Burgundy will always be a leader. The quiet family lines, the austere stone walls, the elegance and poise of their people and their dedication to history and reliability are constant inspirations for those of us that love French wine. Jefferson loved French wine, and though he had the world at his fingertips, it is true that so do we.
Earlier this spring I visited a local winemaker that had made a dumbwaiter out of two automatic garage door openers, in order to send wine from his bottling room to the cellar. We talked of Lodi Zin, and federal regulations on labeling and Abraham Lincoln. I can’t help but draw a connection of gratitude to Jefferson for many things, many aspects of American winemaking that he never would have imagined.
I have often thought that if heaven had given me choice of my position and calling, it should have been a rich spot of earth, well watered, and near a good market for the productions of the garden. No occupation is so delightful to me as the culture of the earth, and no culture comparable to that of the garden. ~Jefferson in a letter dated 1816*
There are now 30 wineries in the Monticello AVA….must be a rich spot of earth.
Wines to Try from Jefferson’s Tour through Burgundy
Château de Meursault Meursault 1er Cru: Harvested from Charmes and Les Perrières vineyards – most Meursault 1er Cru comes from Charmes – this wine has strong aromatics, complexity and structure. Reasonably priced at around $60 for the 2010 vintage.
Maison Joseph Drouhin Beaune Clos des Mouches 1er Cru Rouge: Grown at the southern end of the Beaune appellation, this wine is biodynamically grown. This bottle will run at least $100 depending on vintage, but this was one of my ah-ha Burgundy wines – please try!
Domaine Bachey-Legros Vieilles Vignes Chassagne-Montrachet 1er Cru ‘Morgeot’: From the estate of “Mr. Bachey” requested by Jefferson in his letter indicating pressing need, this wine comes from vines planted in 1950, but reminiscent of the distinguished quality Jefferson found in the region.
The French Winophiles
For those of you unfamiliar with The French Winophiles, it’s a formatted program that occurs on the third Saturday of each month. Members include wine, food and travel writers and enthusiasts who share a link to their themed food and wine pairing post with the group prior to the scheduled date, then meet for a tweet-up on that date. This May 20th and June 17th the topic is Burgundy, hosted by L.M. Archer at binnotes.
On Saturday, May 20th, we’ll crack out our tastevin for some food and wine pairing through Chablis and the Côte d’Or. You can join us at 10 am CST on Twitter at #Winophiles.

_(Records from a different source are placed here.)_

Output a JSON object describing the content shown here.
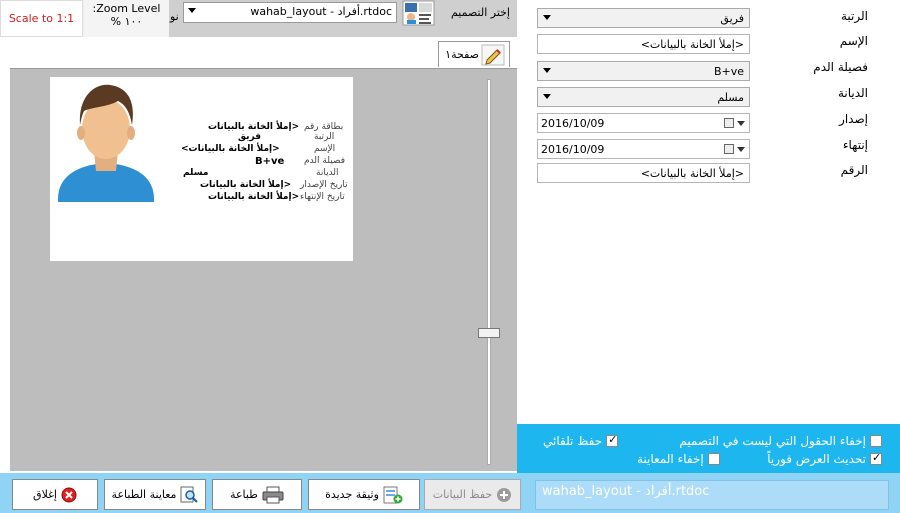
{
  "topbar": {
    "scale_label": "Scale to 1:1",
    "zoom_line1": ":Zoom Level",
    "zoom_line2": "% ١٠٠",
    "nu_text": "نو",
    "design_value": "wahab_layout - أفراد.rtdoc",
    "choose_design_label": "إختر التصميم"
  },
  "preview": {
    "page_tab_label": "صفحة١",
    "card": {
      "rows": [
        {
          "label": "بطاقة رقم",
          "value": "إملأ الخانة بالبيانات>"
        },
        {
          "label": "الرتبة",
          "value": "فريق"
        },
        {
          "label": "الإسم",
          "value": "<إملأ الخانة بالبيانات>"
        },
        {
          "label": "فصيلة الدم",
          "value": "B+ve"
        },
        {
          "label": "الديانة",
          "value": "مسلم"
        },
        {
          "label": "تاريخ الإصدار",
          "value": "إملأ الخانة بالبيانات>"
        },
        {
          "label": "تاريخ الإنتهاء",
          "value": "إملأ الخانة بالبيانات>"
        }
      ]
    }
  },
  "form": {
    "rank": {
      "label": "الرتبة",
      "value": "فريق"
    },
    "name": {
      "label": "الإسم",
      "value": "<إملأ الخانة بالبيانات>"
    },
    "blood": {
      "label": "فصيلة الدم",
      "value": "B+ve"
    },
    "religion": {
      "label": "الديانة",
      "value": "مسلم"
    },
    "issue": {
      "label": "إصدار",
      "value": "2016/10/09"
    },
    "expiry": {
      "label": "إنتهاء",
      "value": "2016/10/09"
    },
    "number": {
      "label": "الرقم",
      "value": "<إملأ الخانة بالبيانات>"
    }
  },
  "options": {
    "hide_fields": "إخفاء الحقول التي ليست في التصميم",
    "auto_save": "حفظ تلقائي",
    "live_update": "تحديث العرض فورياً",
    "hide_preview": "إخفاء المعاينة"
  },
  "bottom": {
    "close": "إغلاق",
    "print_preview": "معاينة الطباعة",
    "print": "طباعة",
    "new_doc": "وثيقة جديدة",
    "save_data": "حفظ البيانات",
    "status": "wahab_layout - أفراد.rtdoc"
  }
}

On June 17th, Part 2 takes us on a tour of food, wine and travel through the Côte Chalonnaise, Mâconnais, and Beaujolais.
Jeff Burrows of foodwineclick lures us to “Northern Burgundy Served Up With Rabbit.”
Jill Barth of L’occasion schools us on “Thomas Jefferson in Burgundy.” (thanks for being here)
Michelle Williams of Rockin Red Blog tipples towards “A Journey Through Burgundy, Part 1 Chablis and Côte d’Or.”
Lynn Gowdy of Savor the Harvest hosts “Saint-Aubin in Burgundy Invites You To Dine.”
Martin Redmond of Enofylz Wine Blog throws down “Back to Back White Burgundy: Chablis vs. Côte” d’Or.”
Gwendolyn Lawrence Alley of Art Predator serves up “Chablis and the Sea.”
L.M. Archer of binnotes mulls over “Burgundy: Wines of Intention.”
…and Jane Niemeyer of Always Ravenous ladles up “White Burgundy paired with Corn Soup.”